● **DATA UNDER STUDY**
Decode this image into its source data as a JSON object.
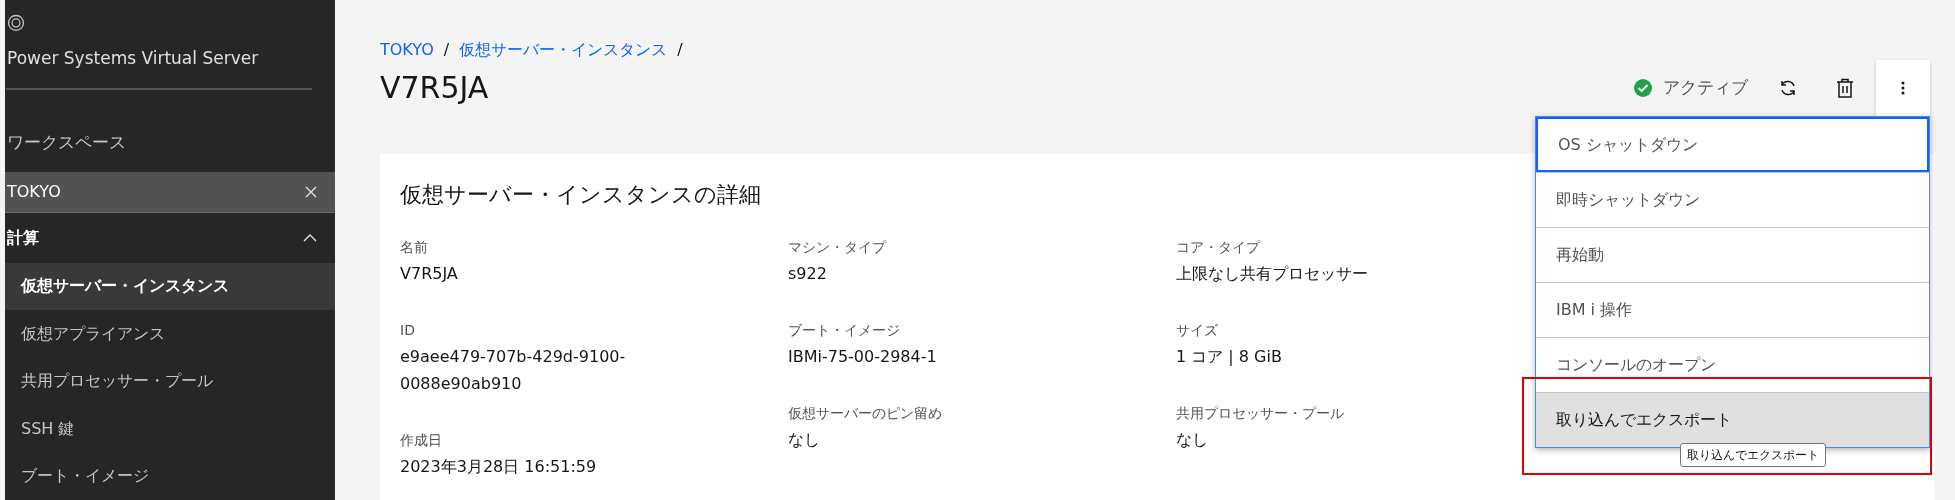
{
  "sidebar": {
    "product": "Power Systems Virtual Server",
    "workspace_label": "ワークスペース",
    "workspace": "TOKYO",
    "section": {
      "label": "計算",
      "expanded": true,
      "items": [
        {
          "label": "仮想サーバー・インスタンス",
          "selected": true
        },
        {
          "label": "仮想アプライアンス",
          "selected": false
        },
        {
          "label": "共用プロセッサー・プール",
          "selected": false
        },
        {
          "label": "SSH 鍵",
          "selected": false
        },
        {
          "label": "ブート・イメージ",
          "selected": false
        }
      ]
    }
  },
  "breadcrumb": {
    "separator": "/",
    "items": [
      "TOKYO",
      "仮想サーバー・インスタンス"
    ]
  },
  "title": "V7R5JA",
  "status": {
    "kind": "active",
    "label": "アクティブ"
  },
  "menu": {
    "open": true,
    "items": [
      {
        "label": "OS シャットダウン",
        "focused": true,
        "hovered": false
      },
      {
        "label": "即時シャットダウン",
        "focused": false,
        "hovered": false
      },
      {
        "label": "再始動",
        "focused": false,
        "hovered": false
      },
      {
        "label": "IBM i 操作",
        "focused": false,
        "hovered": false
      },
      {
        "label": "コンソールのオープン",
        "focused": false,
        "hovered": false
      },
      {
        "label": "取り込んでエクスポート",
        "focused": false,
        "hovered": true
      }
    ],
    "tooltip": "取り込んでエクスポート"
  },
  "details": {
    "title": "仮想サーバー・インスタンスの詳細",
    "columns": [
      [
        {
          "label": "名前",
          "value": "V7R5JA"
        },
        {
          "label": "ID",
          "value": "e9aee479-707b-429d-9100-0088e90ab910"
        },
        {
          "label": "作成日",
          "value": "2023年3月28日 16:51:59"
        }
      ],
      [
        {
          "label": "マシン・タイプ",
          "value": "s922"
        },
        {
          "label": "ブート・イメージ",
          "value": "IBMi-75-00-2984-1"
        },
        {
          "label": "仮想サーバーのピン留め",
          "value": "なし"
        }
      ],
      [
        {
          "label": "コア・タイプ",
          "value": "上限なし共有プロセッサー"
        },
        {
          "label": "サイズ",
          "value": "1 コア | 8 GiB"
        },
        {
          "label": "共用プロセッサー・プール",
          "value": "なし"
        }
      ]
    ]
  }
}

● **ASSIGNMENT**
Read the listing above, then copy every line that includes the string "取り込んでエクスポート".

● **TASK RESULT**
        "label": "取り込んでエクスポート",
    "tooltip": "取り込んでエクスポート"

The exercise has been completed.